(Beginning of Data section)

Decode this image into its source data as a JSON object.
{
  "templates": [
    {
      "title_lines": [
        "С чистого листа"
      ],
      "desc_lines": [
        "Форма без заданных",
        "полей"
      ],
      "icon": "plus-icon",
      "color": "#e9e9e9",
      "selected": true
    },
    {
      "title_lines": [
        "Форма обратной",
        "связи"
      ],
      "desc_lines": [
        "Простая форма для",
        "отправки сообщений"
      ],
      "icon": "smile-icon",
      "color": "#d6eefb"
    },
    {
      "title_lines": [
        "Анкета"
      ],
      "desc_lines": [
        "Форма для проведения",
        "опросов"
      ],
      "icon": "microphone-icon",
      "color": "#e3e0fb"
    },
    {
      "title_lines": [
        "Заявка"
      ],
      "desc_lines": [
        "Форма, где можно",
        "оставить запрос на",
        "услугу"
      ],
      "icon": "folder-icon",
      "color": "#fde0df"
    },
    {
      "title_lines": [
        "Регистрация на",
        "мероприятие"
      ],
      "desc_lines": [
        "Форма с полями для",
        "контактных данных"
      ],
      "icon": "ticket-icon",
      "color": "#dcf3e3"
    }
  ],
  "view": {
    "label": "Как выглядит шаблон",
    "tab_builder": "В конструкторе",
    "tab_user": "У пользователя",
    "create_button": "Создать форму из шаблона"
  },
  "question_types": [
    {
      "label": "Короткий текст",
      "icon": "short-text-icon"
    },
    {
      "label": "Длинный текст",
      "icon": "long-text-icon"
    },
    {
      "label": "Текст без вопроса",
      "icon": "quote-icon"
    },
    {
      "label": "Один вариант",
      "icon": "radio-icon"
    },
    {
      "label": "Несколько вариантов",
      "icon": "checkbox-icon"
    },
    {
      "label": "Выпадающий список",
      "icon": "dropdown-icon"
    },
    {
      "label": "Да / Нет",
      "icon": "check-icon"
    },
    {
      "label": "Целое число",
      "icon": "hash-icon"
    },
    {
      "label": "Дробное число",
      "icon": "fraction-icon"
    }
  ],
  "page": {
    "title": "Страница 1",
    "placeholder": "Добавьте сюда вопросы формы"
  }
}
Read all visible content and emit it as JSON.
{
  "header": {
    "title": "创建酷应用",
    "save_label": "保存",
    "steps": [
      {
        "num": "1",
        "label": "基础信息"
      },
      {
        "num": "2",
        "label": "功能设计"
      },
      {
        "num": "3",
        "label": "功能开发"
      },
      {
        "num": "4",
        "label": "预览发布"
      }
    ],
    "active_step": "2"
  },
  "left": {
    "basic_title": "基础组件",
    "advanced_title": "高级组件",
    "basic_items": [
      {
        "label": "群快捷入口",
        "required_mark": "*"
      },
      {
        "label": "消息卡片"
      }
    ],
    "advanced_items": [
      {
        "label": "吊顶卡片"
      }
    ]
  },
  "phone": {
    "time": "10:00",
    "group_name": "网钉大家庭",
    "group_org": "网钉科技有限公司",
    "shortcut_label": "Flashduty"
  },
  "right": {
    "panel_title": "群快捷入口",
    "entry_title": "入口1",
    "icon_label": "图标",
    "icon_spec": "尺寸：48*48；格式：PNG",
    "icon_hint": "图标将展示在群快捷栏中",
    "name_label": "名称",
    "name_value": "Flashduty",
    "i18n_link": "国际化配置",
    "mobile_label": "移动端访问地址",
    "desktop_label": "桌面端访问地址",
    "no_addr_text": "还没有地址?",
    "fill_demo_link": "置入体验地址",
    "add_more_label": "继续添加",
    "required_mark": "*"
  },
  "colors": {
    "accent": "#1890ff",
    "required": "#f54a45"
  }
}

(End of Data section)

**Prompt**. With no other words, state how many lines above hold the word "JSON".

**Written answer**. 2